Another point made by Levitt in the same article, is that 'in most business organisations, the most continually creative men... are also generally known as corporate malcontents.' For whatever reason (Mike Seery says the team members were chosen 'for their flexibility, enthusiasm and to get a range of experience within the team'), the Red Stripe team members were far from corporate malcontents. Of course, they were not all unreserved admirers of their employer but, by and large, they liked and respected The Economist, were proud to work for it and determined to do well by it during the six months of the project. Perhaps, if the team really had been capable,as Slashdot suggested, of frittering away the six months on drink and debauchery, then they might also have been even more receptive to even more revolutionary thinking:
In the first week, the staffers bought beer, wine, whisky, condoms, flat
screen televisions and gaming consoles.
In the second week, the staffers hired a young graphic artist through the internet for $35 per hour to set up a rudimentary web page asking for innovative ideas.
The next 5 months is a blur.
The final two weeks were a flurry of activities. So many good ideas to review! So little time!
By contrast, it was their respect for The Economist Group and concern not to do anything that might damage its reputation (or concern for their jobs, or conservatism, or pragmatism... call it what you like) that led them to back off from their brief at times. When they could have gone public with the Lughenjo idea and effectively forced the hand of The Economist Group (who would not have wanted to be seen ditching an admirably philanthropic scheme), they deliberately chose to stay silent and seek approval from the GMC first.
Staying with Ted Levitt, he further noted:
There is some evidence that the relatively rigid organisation can build into its own structure certain flexibilities which would provide an organisational home for the creative but irresponsible individual. What may be required, especially in the large organisation, is not so much a suggestion box scheme as
a specialised group whose function is to receive ideas, work them out, and follow them through in the necessary manner.
One of the bravest decisions that Project Red Stripe took in its early days was to abandon the great ideas that most of its members had brought with them and, in some cases, which they had worked up into virtual business plans in order to get accepted onto the team. (Joanna didn't have an idea at the outset and, as a result, felt somewhat split off from those who were 'awash with them'.) After presenting their ideas to each other on a cold day in Regent's Park, the team set about finding ways to harvest ideas from Economist readers and other interested parties. In using this crowdsourcing approach, they defied James Surowiecki, the granddaddy of crowd stuff, who claims - in the words of Dave Pollard - that 'despite compelling evidence that executives and experts are poor at making decisions, and that the collective wisdom of large numbers of people is very much better at it, few businesses rigorously canvass their employees and customers for anything more than inconsequential assessments after the decisions have already been made.'

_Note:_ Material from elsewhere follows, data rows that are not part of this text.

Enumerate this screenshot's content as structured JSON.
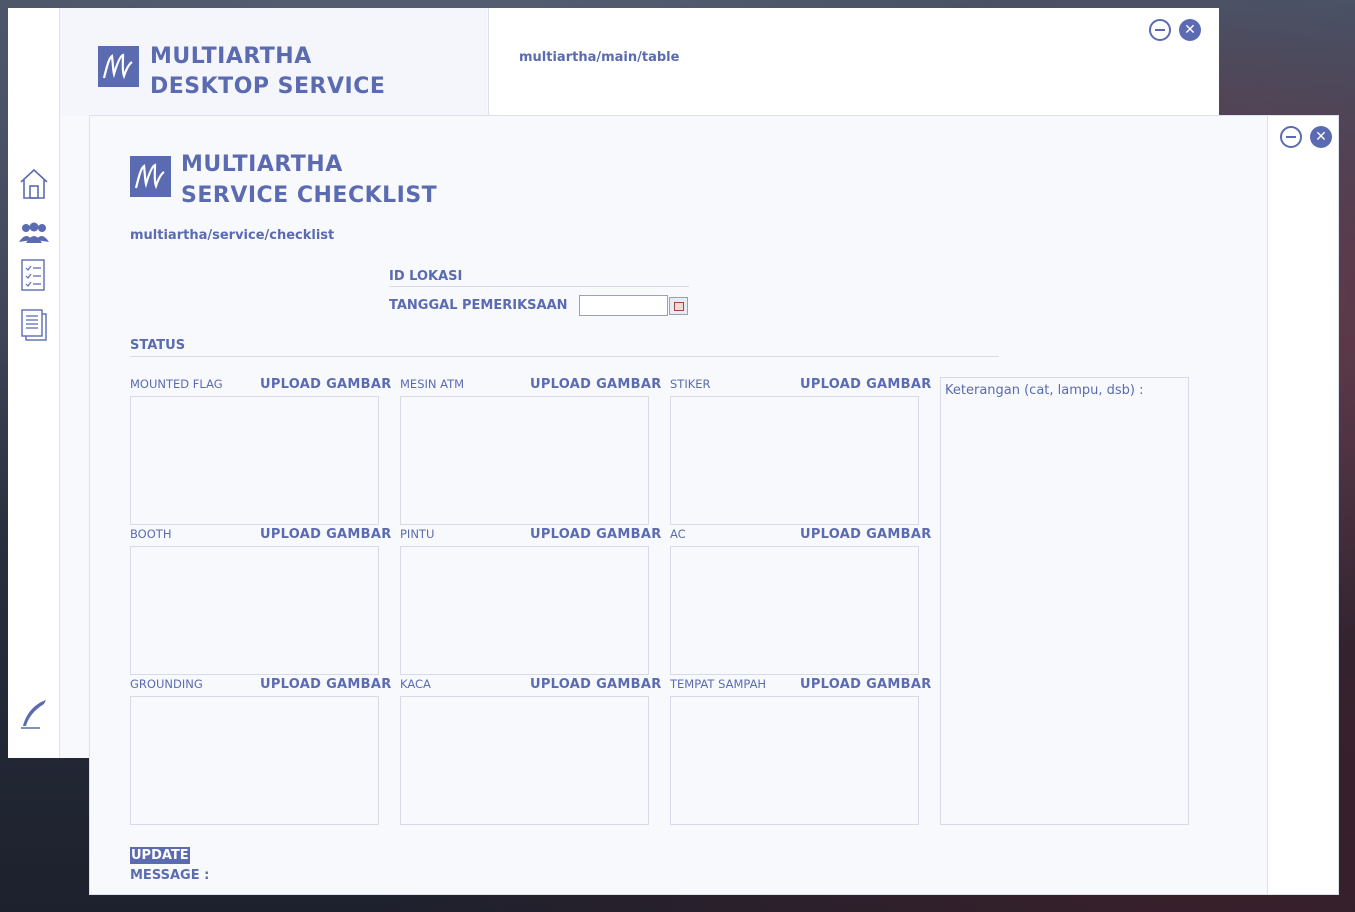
{
  "back_window": {
    "app_title_line1": "MULTIARTHA",
    "app_title_line2": "DESKTOP SERVICE",
    "path": "multiartha/main/table",
    "close_symbol": "✕",
    "nav_icons": [
      "home-icon",
      "users-icon",
      "checklist-icon",
      "documents-icon",
      "quill-icon"
    ]
  },
  "front_window": {
    "title_line1": "MULTIARTHA",
    "title_line2": "SERVICE CHECKLIST",
    "path": "multiartha/service/checklist",
    "close_symbol": "✕",
    "id_lokasi_label": "ID LOKASI",
    "tanggal_label": "TANGGAL PEMERIKSAAN",
    "tanggal_value": "",
    "status_label": "STATUS",
    "upload_label": "UPLOAD GAMBAR",
    "items": [
      {
        "label": "MOUNTED FLAG"
      },
      {
        "label": "MESIN ATM"
      },
      {
        "label": "STIKER"
      },
      {
        "label": "BOOTH"
      },
      {
        "label": "PINTU"
      },
      {
        "label": "AC"
      },
      {
        "label": "GROUNDING"
      },
      {
        "label": "KACA"
      },
      {
        "label": "TEMPAT SAMPAH"
      }
    ],
    "notes_placeholder": "Keterangan (cat, lampu, dsb) :",
    "update_label": "UPDATE",
    "message_label": "MESSAGE :"
  },
  "colors": {
    "accent": "#5b6bb1",
    "panel": "#f8f9fd",
    "border": "#d7dbe8"
  }
}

For the first few weeks they simply worked on developing a workable scheme for collecting, collating, sorting, classifying and evaluating these ideas.

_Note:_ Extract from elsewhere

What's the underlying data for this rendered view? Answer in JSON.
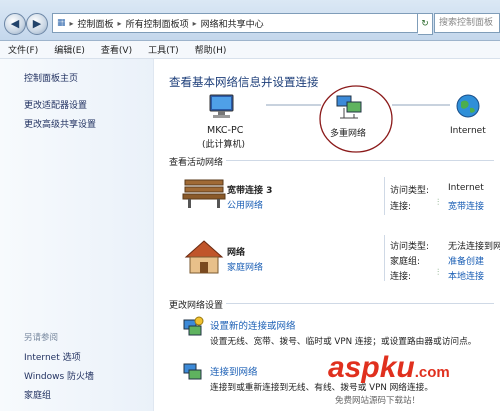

As a result they put themselves at a stroke in exactly the position of the 'responsible' evaluation group rather than that of the 'irresponsible' creative individual.

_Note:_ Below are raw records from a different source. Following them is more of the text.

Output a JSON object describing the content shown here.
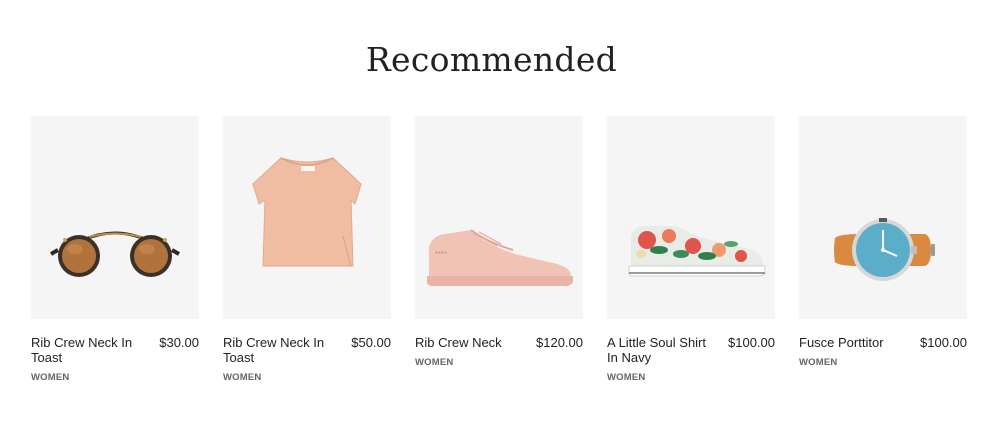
{
  "section": {
    "title": "Recommended"
  },
  "products": [
    {
      "name": "Rib Crew Neck In Toast",
      "price": "$30.00",
      "category": "WOMEN",
      "icon": "sunglasses-image"
    },
    {
      "name": "Rib Crew Neck In Toast",
      "price": "$50.00",
      "category": "WOMEN",
      "icon": "pink-top-image"
    },
    {
      "name": "Rib Crew Neck",
      "price": "$120.00",
      "category": "WOMEN",
      "icon": "pink-sneaker-image"
    },
    {
      "name": "A Little Soul Shirt In Navy",
      "price": "$100.00",
      "category": "WOMEN",
      "icon": "floral-sneaker-image"
    },
    {
      "name": "Fusce Porttitor",
      "price": "$100.00",
      "category": "WOMEN",
      "icon": "wristwatch-image"
    }
  ],
  "colors": {
    "image_bg": "#f5f5f5",
    "text": "#222222",
    "category_text": "#666666"
  }
}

One reason this was such a bold decision was that it effectively undermined one of the most significant 'glues' that the team started out with - the notion that they could come up with an idea that would change the face of business, or the world, or - at the very least - The Economist.
In doing so, they freed themselves temporarily from the clutch of the becoming-whale-of-an-idea.
Innovation depot: Chris Denbow